Code Question – Initiating Device Requirements
Code Question – I am designing a fire alarm system. Do I use the IBC or NFPA 72 for initiating device requirements?
The IBC (International Building Code), determines the fire alarm requirements for a building. Based on the building classification (Use Group), Section 907 tells us what type of fire alarm is required (manual fire alarm (pull stations) or automatic fire alarm (smoke detectors). The specific fire alarm requirements for a building are located in Section 907.2, organized by Use Group.
907.2 of the IBC states that fire alarm systems shall be installed per the requirements of the IBC and NFPA 72, with specifics for each building in sections 907.2.1 through 907.2.23, and notification requirements in 907.5, unless modified by another section of the code.
Section 907.4 details specific requirements for initiating devices on a fire alarm system required by the IBC. 907.4 parallels some of the requirements of NFPA 72 for initiating devices. Both codes require a smoke detector at the fire alarm panel, notification appliance circuit power extender, and supervising station equipment in locations that are not continuously occupied, and permit the use of a heat detector if the environment is not suitable for a smoke detector (IBC-907.4.1, 72-10.4.4).

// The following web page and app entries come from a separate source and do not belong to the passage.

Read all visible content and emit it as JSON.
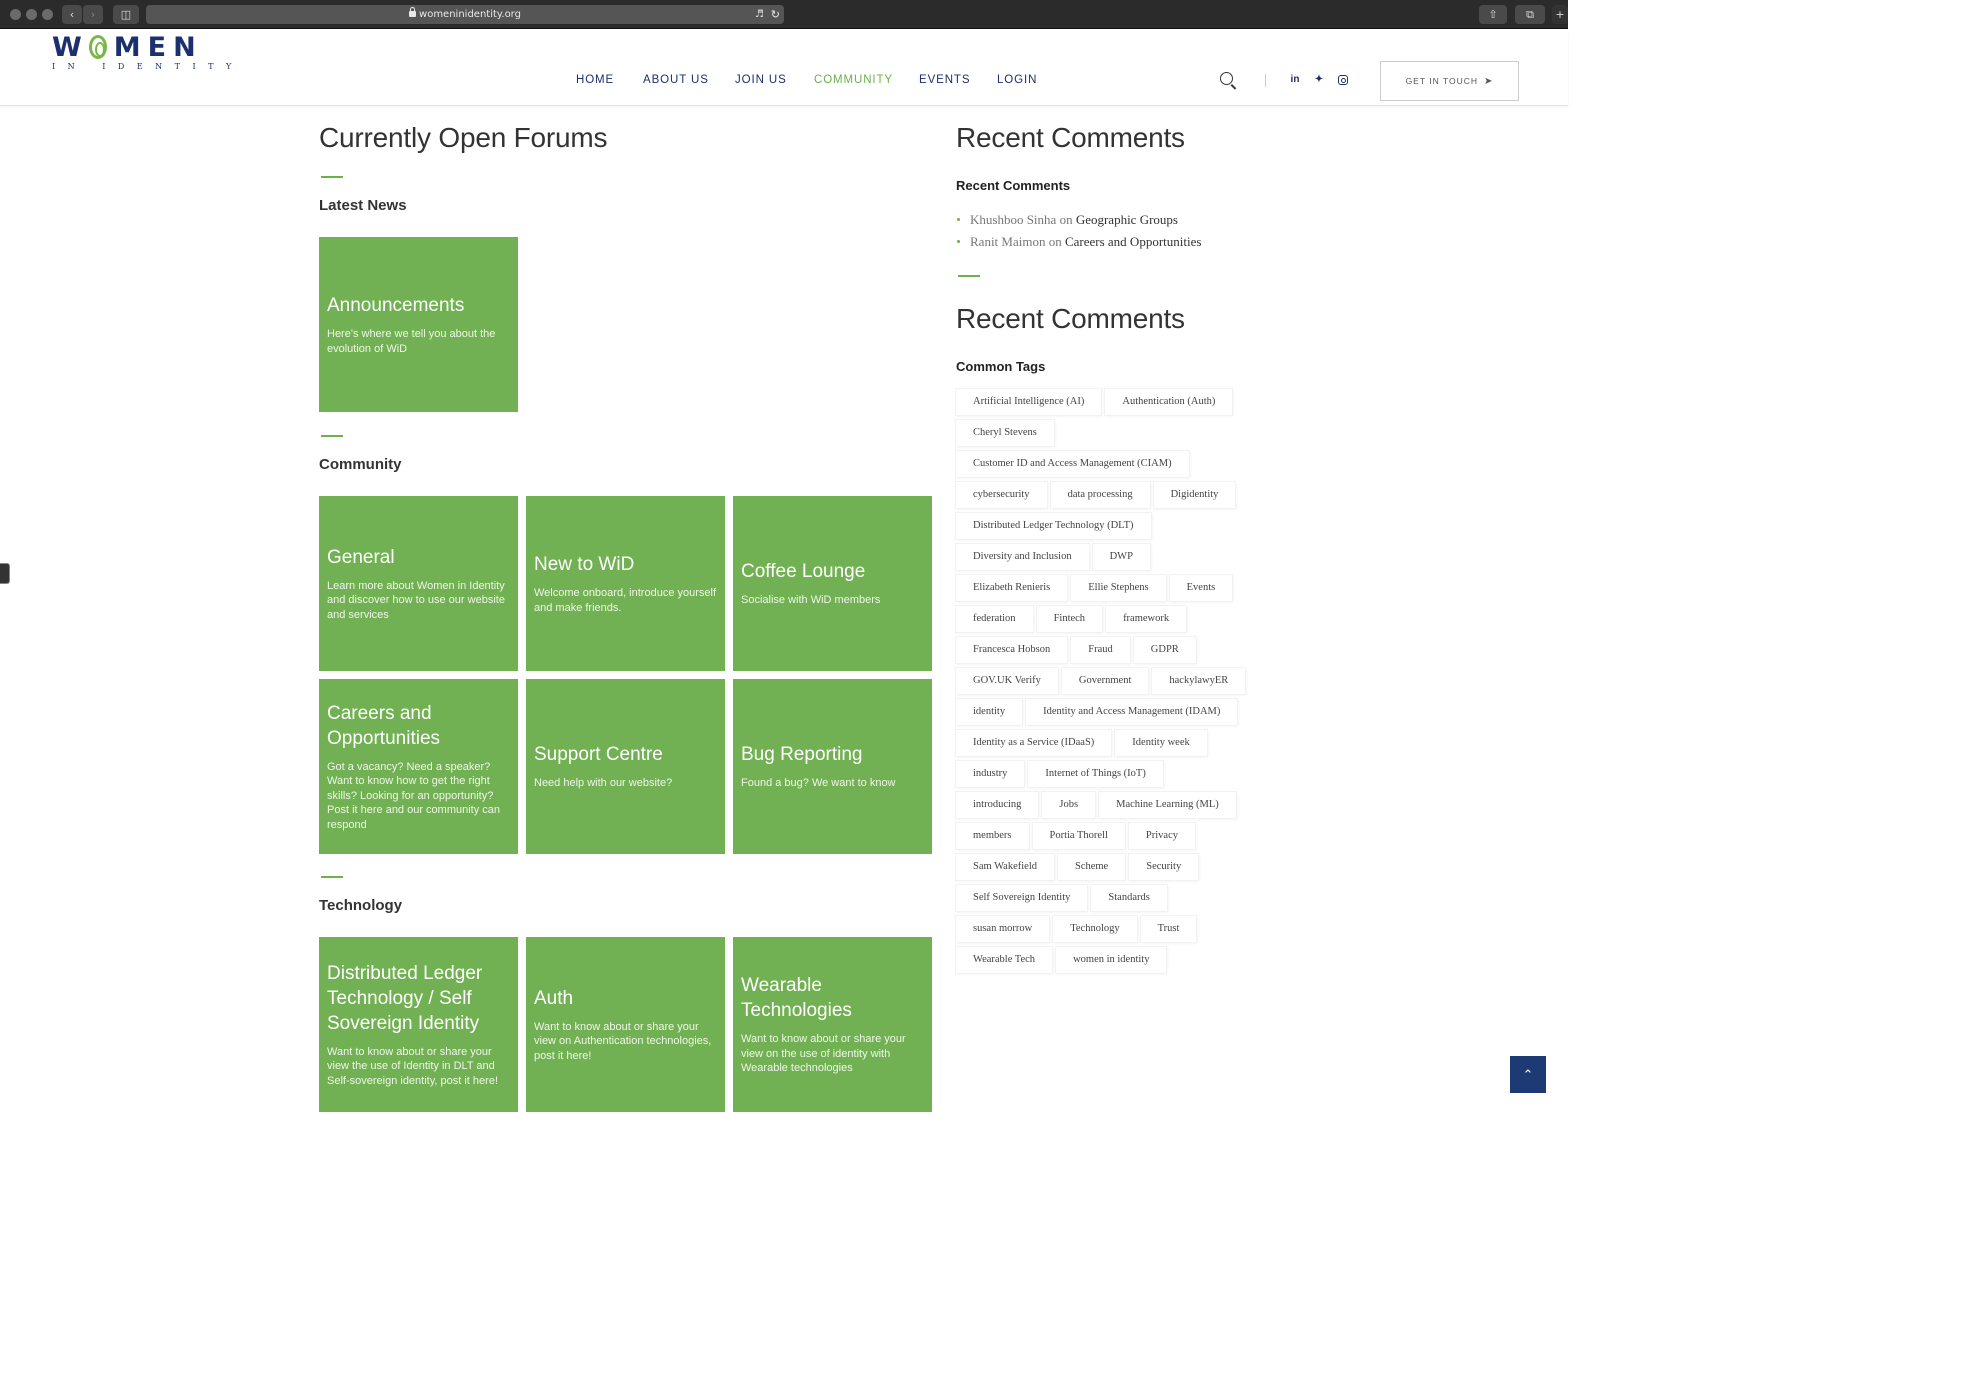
{
  "browser": {
    "url": "womeninidentity.org"
  },
  "logo": {
    "top": "WOMEN",
    "bottom": "IN IDENTITY"
  },
  "nav": {
    "items": [
      {
        "label": "HOME"
      },
      {
        "label": "ABOUT US"
      },
      {
        "label": "JOIN US"
      },
      {
        "label": "COMMUNITY"
      },
      {
        "label": "EVENTS"
      },
      {
        "label": "LOGIN"
      }
    ],
    "active": "COMMUNITY",
    "cta_label": "GET IN TOUCH",
    "social": [
      "in",
      "twitter",
      "instagram"
    ]
  },
  "main": {
    "title": "Currently Open Forums",
    "sections": [
      {
        "title": "Latest News",
        "forums": [
          {
            "title": "Announcements",
            "desc": "Here's where we tell you about the evolution of WiD"
          }
        ]
      },
      {
        "title": "Community",
        "forums": [
          {
            "title": "General",
            "desc": "Learn more about Women in Identity and discover how to use our website and services"
          },
          {
            "title": "New to WiD",
            "desc": "Welcome onboard, introduce yourself and make friends."
          },
          {
            "title": "Coffee Lounge",
            "desc": "Socialise with WiD members"
          },
          {
            "title": "Careers and Opportunities",
            "desc": "Got a vacancy? Need a speaker? Want to know how to get the right skills?  Looking for an opportunity? Post it here and our community can respond"
          },
          {
            "title": "Support Centre",
            "desc": "Need help with our website?"
          },
          {
            "title": "Bug Reporting",
            "desc": "Found a bug? We want to know"
          }
        ]
      },
      {
        "title": "Technology",
        "forums": [
          {
            "title": "Distributed Ledger Technology / Self Sovereign Identity",
            "desc": "Want to know about or share your view the use of Identity in DLT and Self-sovereign identity, post it here!"
          },
          {
            "title": "Auth",
            "desc": "Want to know about or share your view on Authentication technologies, post it here!"
          },
          {
            "title": "Wearable Technologies",
            "desc": "Want to know about or share your view on the use of identity with Wearable technologies"
          }
        ]
      }
    ]
  },
  "sidebar": {
    "recent_comments_heading": "Recent Comments",
    "recent_comments_subheading": "Recent Comments",
    "comments": [
      {
        "author": "Khushboo Sinha",
        "on": "on",
        "topic": "Geographic Groups"
      },
      {
        "author": "Ranit Maimon",
        "on": "on",
        "topic": "Careers and Opportunities"
      }
    ],
    "tags_heading": "Recent Comments",
    "tags_subheading": "Common Tags",
    "tag_rows": [
      [
        "Artificial Intelligence (AI)",
        "Authentication (Auth)"
      ],
      [
        "Cheryl Stevens"
      ],
      [
        "Customer ID and Access Management (CIAM)"
      ],
      [
        "cybersecurity",
        "data processing",
        "Digidentity"
      ],
      [
        "Distributed Ledger Technology (DLT)"
      ],
      [
        "Diversity and Inclusion",
        "DWP"
      ],
      [
        "Elizabeth Renieris",
        "Ellie Stephens",
        "Events"
      ],
      [
        "federation",
        "Fintech",
        "framework"
      ],
      [
        "Francesca Hobson",
        "Fraud",
        "GDPR"
      ],
      [
        "GOV.UK Verify",
        "Government",
        "hackylawyER"
      ],
      [
        "identity",
        "Identity and Access Management (IDAM)"
      ],
      [
        "Identity as a Service (IDaaS)",
        "Identity week"
      ],
      [
        "industry",
        "Internet of Things (IoT)"
      ],
      [
        "introducing",
        "Jobs",
        "Machine Learning (ML)"
      ],
      [
        "members",
        "Portia Thorell",
        "Privacy"
      ],
      [
        "Sam Wakefield",
        "Scheme",
        "Security"
      ],
      [
        "Self Sovereign Identity",
        "Standards"
      ],
      [
        "susan morrow",
        "Technology",
        "Trust"
      ],
      [
        "Wearable Tech",
        "women in identity"
      ]
    ]
  },
  "colors": {
    "tile_green": "#72b153",
    "accent_green": "#6cb14c",
    "navy": "#1c2f6e"
  }
}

Both require pull stations within 5 feet of the door, no more than 200 feet of travel to a pull station, a mounting height of 42” – 48”, and that they be red (IBC-907.4.2, 72-17.14). Both the IBC and NFPA 72 require at least one pull station on systems utilizing automatic detection or waterflow detection (IBC-907.2, 70-188.8.131.52.2). However, some IBC requirements go beyond the requirements of NFPA 72.
For example, the IBC requires that unmonitored fire alarm systems require signage at all pull stations stating WHEN ALARM SOUNDS CALL FIRE DEPARTMENT. The IBC also requires that pull station covers with sounders have AHJ approval. NFPA 72 does not address either of these requirements.
Where the IBC requires automatic detection, smoke detection is required. However, Section 907.4.3 states that if the environment is not suitable for smoke detectors heat detectors may be used. This section also permits the use of a sprinkler system that initiates the fire alarm system as an alternative to smoke detectors under the same condition.
Use Groups in Section 907.2 of the IBC that require smoke detectors may state specific coverage requirements, requiring smoke detectors in specific areas, or may simply require automatic smoke detection. The IBC may also require smoke alarms in specific locations but does permit the use smoke detectors as along as they function in a similar fashion to smoke alarms (only provide alarm notification in the unit).
NFPA 72 further defines detector coverage as total (all accessible spaces in the building, including above suspending ceilings), partial or selective (coverage as required by another code), and nonrequired (optional coverage provided for specific fire safety objectives, not required by other codes).
The most common type of coverage is partial or selective, with the coverage requirements being defined by the IBC. The IBC will require automatic detection in specific areas of the building.